By John Gruber
Mux is video infrastructure for developers.
Sarah Jane Tribble and Dean Takahashi, reporting for the San Jose Mercury News on Palm CEO Ed Colligan’s remarks two weeks ago regarding Apple’s prospects in the mobile phone market:
Responding to questions from New York Times correspondent John Markoff at a Churchill Club breakfast gathering Thursday morning, Colligan laughed off the idea that any company — including the wildly popular Apple Computer — could easily win customers in the finicky smart-phone sector.
“We’ve learned and struggled for a few years here figuring out how to make a decent phone,” he said. “PC guys are not going to just figure this out. They’re not going to just walk in.”
I saw this last week, and it took me until today to stop laughing and try to figure out a way to write about it. It’s a simple little three-sentence quote, but I’m not sure what I like best about it.
Is it the way he describes Apple as “PC guys”? As in like, These guys just make computers, they don’t understand the nuances of user interface and experience design, especially with regard, to, uh, handheld consumer electronics. Nope, no handheld consumer electronics expertise at Apple. By the way, let me show you how my Treo can play MP3s!
Or is it the fact that Palm is using Microsoft’s Windows Mobile OS on some of its Treo phones? Apple, they’re just “PC guys”, but Microsoft, they’re connoisseurs of elegant UI design, apparently.
No, no. What I like best is where Colligan says Palm has “struggled for a few years here figuring out how to make a decent phone.” Isn’t it possible that, if Apple is indeed entering the mobile phone market, that Apple has also struggled with the problem for a few years? It’s just that Apple hasn’t been selling their less-than-decent designs along the way, like Palm has. (It’s also certainly the case that an Apple phone would aspire to something better than “decent”.)
The article continues:
What if Steve Jobs’ company did bring an iPod phone to market?
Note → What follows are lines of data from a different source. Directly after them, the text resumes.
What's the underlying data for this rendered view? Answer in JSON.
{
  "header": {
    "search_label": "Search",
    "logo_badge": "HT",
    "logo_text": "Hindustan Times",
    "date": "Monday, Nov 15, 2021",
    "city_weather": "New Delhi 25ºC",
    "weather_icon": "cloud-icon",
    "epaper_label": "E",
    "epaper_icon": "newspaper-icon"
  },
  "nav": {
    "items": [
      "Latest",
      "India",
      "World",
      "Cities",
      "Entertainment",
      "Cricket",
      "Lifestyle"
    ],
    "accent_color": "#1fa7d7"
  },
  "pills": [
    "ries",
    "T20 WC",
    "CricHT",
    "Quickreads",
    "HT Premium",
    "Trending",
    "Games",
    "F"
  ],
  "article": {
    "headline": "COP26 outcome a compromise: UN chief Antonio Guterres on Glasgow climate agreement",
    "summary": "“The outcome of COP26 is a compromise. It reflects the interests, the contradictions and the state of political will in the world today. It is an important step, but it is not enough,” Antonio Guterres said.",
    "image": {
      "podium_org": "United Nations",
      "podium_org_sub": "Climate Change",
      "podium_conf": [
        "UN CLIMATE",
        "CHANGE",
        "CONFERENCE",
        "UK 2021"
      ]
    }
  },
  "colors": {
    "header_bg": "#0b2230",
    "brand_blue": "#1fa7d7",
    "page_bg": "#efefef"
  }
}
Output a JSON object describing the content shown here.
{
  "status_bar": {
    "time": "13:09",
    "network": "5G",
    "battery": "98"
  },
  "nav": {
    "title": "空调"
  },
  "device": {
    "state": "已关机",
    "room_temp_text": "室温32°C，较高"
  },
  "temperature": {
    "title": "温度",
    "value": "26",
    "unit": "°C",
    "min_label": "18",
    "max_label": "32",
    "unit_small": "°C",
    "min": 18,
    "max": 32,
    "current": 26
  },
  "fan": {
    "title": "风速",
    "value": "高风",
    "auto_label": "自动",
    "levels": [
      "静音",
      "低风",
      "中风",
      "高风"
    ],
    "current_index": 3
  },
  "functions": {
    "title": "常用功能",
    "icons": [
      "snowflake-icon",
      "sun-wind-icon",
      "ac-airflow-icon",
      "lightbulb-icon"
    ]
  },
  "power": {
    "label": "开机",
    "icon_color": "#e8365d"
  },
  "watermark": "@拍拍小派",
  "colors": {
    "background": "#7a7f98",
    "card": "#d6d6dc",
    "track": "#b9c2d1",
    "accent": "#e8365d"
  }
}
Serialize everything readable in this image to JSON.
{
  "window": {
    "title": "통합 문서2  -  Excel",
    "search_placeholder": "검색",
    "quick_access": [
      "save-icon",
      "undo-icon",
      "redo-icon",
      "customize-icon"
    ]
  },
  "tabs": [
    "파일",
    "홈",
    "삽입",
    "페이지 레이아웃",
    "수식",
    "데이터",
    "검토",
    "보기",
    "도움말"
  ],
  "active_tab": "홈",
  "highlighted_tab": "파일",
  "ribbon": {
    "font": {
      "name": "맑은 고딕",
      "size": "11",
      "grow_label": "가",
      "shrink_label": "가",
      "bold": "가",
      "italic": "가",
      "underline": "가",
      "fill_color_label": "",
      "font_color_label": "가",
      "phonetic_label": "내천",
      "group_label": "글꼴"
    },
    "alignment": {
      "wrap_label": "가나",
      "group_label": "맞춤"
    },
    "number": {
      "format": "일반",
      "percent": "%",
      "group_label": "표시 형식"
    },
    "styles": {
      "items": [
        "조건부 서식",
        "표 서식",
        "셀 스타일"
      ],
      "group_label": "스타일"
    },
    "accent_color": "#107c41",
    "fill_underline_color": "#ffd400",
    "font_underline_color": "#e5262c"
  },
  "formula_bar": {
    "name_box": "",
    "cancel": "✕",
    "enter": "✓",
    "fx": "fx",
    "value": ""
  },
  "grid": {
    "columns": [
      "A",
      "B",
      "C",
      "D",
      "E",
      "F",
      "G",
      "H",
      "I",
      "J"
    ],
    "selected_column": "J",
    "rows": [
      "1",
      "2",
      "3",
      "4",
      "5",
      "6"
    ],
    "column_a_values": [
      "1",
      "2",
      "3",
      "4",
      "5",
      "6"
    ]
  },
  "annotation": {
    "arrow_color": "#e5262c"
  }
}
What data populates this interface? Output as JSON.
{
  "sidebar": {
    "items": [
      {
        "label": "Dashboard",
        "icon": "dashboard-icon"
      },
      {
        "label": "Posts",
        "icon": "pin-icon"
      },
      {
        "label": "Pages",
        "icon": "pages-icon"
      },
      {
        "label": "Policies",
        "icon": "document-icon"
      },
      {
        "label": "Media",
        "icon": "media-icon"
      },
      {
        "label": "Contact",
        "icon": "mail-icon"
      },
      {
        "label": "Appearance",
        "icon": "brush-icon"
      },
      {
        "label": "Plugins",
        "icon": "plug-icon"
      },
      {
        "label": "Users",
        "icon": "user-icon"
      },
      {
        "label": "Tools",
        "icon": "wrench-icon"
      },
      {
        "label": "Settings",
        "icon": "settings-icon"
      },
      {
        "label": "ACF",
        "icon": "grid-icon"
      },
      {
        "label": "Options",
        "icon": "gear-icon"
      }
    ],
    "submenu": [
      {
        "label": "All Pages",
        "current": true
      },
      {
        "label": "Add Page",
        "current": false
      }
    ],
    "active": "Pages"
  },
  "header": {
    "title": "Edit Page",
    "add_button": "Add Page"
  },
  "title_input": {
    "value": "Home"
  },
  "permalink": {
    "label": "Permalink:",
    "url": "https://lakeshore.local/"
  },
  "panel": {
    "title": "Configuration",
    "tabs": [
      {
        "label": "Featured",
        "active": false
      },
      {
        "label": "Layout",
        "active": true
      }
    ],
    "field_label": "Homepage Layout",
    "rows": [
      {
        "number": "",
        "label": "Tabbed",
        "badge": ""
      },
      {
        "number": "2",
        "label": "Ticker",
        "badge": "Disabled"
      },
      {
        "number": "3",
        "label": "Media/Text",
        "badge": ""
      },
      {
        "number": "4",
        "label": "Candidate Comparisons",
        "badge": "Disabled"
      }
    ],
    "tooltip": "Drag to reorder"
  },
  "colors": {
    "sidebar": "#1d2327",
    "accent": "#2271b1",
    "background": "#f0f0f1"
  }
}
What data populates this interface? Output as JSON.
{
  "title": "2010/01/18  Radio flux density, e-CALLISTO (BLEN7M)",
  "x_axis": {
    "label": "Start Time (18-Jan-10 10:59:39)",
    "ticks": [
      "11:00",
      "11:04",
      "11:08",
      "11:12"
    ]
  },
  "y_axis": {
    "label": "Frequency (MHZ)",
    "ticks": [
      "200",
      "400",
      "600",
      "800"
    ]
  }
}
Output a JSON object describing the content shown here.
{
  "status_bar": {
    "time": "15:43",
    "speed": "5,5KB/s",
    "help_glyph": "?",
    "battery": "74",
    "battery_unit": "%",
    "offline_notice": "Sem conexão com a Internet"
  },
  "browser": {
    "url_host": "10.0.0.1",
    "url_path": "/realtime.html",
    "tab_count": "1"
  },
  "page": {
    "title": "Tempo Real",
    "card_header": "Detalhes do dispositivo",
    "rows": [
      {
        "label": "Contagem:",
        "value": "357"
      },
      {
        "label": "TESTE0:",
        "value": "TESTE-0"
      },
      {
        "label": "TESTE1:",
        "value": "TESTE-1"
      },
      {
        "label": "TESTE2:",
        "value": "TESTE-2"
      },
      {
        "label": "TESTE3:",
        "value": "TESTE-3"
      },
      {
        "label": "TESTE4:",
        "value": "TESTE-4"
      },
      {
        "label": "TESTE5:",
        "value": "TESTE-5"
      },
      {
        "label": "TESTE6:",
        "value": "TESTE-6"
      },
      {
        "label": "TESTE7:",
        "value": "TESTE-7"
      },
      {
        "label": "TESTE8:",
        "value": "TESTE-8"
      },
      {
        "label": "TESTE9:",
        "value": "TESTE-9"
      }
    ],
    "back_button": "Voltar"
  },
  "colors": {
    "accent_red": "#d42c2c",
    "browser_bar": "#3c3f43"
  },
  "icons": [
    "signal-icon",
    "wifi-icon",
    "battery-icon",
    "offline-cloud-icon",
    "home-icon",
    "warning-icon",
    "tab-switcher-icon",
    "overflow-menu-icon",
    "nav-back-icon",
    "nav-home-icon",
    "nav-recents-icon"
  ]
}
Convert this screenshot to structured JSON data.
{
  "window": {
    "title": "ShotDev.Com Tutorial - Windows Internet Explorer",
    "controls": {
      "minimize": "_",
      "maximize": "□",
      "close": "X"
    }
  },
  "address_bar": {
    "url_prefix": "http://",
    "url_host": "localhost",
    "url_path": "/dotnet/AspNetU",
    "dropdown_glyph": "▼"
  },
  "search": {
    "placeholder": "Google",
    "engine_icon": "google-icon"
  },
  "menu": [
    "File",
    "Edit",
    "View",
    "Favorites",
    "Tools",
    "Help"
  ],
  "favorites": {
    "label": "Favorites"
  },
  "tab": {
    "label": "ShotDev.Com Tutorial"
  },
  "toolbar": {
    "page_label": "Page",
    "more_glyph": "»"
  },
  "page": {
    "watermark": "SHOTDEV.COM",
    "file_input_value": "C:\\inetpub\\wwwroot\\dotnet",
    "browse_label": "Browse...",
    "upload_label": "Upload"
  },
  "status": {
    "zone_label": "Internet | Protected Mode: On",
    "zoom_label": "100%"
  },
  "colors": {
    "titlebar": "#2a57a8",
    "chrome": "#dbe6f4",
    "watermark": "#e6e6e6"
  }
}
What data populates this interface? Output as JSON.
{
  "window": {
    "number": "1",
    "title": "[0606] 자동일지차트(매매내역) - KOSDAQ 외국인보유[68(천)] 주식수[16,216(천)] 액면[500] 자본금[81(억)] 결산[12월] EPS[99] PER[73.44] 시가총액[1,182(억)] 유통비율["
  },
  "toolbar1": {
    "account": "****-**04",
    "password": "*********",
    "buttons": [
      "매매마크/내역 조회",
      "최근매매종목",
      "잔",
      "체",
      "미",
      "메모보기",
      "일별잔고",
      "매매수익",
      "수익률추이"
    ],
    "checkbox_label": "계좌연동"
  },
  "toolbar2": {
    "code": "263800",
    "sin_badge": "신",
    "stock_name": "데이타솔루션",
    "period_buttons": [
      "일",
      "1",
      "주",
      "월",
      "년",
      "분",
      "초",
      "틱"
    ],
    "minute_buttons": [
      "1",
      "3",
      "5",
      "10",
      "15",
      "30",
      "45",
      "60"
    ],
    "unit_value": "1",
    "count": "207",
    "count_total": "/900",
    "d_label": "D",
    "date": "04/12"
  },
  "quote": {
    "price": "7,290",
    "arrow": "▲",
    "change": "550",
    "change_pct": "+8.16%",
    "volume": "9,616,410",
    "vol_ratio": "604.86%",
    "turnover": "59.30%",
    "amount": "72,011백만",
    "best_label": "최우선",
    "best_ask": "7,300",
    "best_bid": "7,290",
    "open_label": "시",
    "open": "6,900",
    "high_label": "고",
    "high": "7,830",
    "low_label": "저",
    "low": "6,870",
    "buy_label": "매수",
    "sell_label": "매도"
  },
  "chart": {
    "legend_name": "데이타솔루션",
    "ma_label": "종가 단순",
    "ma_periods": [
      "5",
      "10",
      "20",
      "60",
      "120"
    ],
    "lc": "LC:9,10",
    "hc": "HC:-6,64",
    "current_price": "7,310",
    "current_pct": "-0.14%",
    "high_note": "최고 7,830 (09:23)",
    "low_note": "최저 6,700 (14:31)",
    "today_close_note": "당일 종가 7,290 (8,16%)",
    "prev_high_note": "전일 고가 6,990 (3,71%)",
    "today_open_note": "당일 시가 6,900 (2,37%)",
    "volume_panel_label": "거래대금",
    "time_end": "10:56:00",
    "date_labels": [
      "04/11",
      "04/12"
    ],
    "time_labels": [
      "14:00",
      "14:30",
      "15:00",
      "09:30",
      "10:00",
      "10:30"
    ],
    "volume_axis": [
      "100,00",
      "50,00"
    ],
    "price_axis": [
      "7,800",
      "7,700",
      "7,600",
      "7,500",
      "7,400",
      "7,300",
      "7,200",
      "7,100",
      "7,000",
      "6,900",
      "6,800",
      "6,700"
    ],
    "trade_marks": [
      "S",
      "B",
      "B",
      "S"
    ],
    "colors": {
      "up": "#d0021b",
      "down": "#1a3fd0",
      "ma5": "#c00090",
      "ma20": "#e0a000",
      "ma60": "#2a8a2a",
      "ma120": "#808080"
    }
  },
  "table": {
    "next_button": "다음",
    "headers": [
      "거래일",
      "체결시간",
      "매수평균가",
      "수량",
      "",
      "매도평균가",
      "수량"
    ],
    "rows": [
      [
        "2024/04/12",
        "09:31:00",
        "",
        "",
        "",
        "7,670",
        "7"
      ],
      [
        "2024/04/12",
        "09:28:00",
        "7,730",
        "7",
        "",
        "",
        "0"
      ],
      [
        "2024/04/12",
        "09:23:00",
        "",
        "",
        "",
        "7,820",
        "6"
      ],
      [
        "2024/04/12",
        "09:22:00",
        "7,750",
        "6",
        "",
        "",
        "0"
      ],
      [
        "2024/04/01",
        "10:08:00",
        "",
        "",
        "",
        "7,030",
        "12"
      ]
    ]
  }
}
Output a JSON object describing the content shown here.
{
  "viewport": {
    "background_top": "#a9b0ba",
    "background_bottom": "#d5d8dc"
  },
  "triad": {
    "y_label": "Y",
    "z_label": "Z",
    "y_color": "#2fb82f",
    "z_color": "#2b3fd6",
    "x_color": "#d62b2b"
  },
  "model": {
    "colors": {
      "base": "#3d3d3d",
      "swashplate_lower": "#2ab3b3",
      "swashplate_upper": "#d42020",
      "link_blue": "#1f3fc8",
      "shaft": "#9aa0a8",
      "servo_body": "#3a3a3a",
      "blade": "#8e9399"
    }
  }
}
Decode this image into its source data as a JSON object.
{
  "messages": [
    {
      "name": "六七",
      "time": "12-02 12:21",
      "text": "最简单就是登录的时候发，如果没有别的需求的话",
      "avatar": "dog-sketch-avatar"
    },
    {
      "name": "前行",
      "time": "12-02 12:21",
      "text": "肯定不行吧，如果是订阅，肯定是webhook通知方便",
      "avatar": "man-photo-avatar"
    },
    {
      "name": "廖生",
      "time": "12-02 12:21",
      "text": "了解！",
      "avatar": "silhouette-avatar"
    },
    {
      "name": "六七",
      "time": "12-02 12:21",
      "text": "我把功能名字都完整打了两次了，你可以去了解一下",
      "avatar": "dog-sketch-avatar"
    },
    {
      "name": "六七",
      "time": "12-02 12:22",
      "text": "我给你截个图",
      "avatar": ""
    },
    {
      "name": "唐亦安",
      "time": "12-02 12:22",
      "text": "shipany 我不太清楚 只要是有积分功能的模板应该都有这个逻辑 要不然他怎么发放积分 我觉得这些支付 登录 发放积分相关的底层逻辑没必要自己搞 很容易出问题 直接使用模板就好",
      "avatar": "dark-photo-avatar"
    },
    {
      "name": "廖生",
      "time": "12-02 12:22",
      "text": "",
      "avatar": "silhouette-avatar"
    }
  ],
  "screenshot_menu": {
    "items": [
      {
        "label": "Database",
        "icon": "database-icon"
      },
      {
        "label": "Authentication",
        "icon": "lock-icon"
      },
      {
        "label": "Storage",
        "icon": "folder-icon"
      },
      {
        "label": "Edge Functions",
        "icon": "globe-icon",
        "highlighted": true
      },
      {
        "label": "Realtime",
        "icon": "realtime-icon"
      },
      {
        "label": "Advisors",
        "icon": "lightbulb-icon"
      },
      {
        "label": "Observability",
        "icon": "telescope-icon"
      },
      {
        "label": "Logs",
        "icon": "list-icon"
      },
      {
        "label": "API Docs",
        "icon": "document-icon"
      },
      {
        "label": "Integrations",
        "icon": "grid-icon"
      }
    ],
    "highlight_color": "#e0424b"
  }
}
Well, it would probably use Wi-Fi technology and could be distributed through the Apple stores and not the carriers like Verizon or Cingular, Colligan theorized.
Perhaps what Colligan was trying to say with his remarks is that he doesn’t believe Apple will actually enter the mobile phone market. That’s certainly possible, as it’s still unclear to me how they can do it without ceding any control whatsoever to the major mobile carriers. The whole point of an Apple phone would be to make something that doesn’t suck and is actually cool; the carriers impose utterly sucky restrictions on every phone they sell. (The idea that Apple could do it using Wi-Fi is a joke — who’d want a cell phone that only works when you’re within a Wi-Fi hotspot? Good luck making a call from your car.)
But that doesn’t seem to be what he’s saying; no, it seems like he was willing to go on the record predicting that, if Apple produces mobile phones, they’re going to have a hard time selling them.
Wait, I’m sorry, I started laughing again.
It’s also possible that Colligan is not so clueless as to believe what he’s saying here. Maybe he’s actually got the night sweats thinking about an Apple-designed Palm-killer. What’s he going to say? “Boy, if Apple produces a cell phone they’re probably going to kick ass”?
If he really believes what he’s saying, it’s probably because he has no clue how Apple would approach this market. An Apple phone wouldn’t do more than a Treo or a BlackBerry or a Razr — it would do less, and what it would do, it would do really well.
Much like Slashdot founder Rob Malda’s day one dismissal of the original iPod — “No wireless. Less space than a nomad. Lame.”1 — an Apple cell phone is sure to be greeted by existing quote-unquote “smartphone” aficionados as utterly underwhelming. It’s hardly got any features! It’s just well-designed!
Meanwhile, the line at your local Apple store will stretch out the entrance and down to the mall’s food court. If they make one.
Funny that five years later, there still aren’t any Bluetooth or Wi-Fi enabled iPods. ↩︎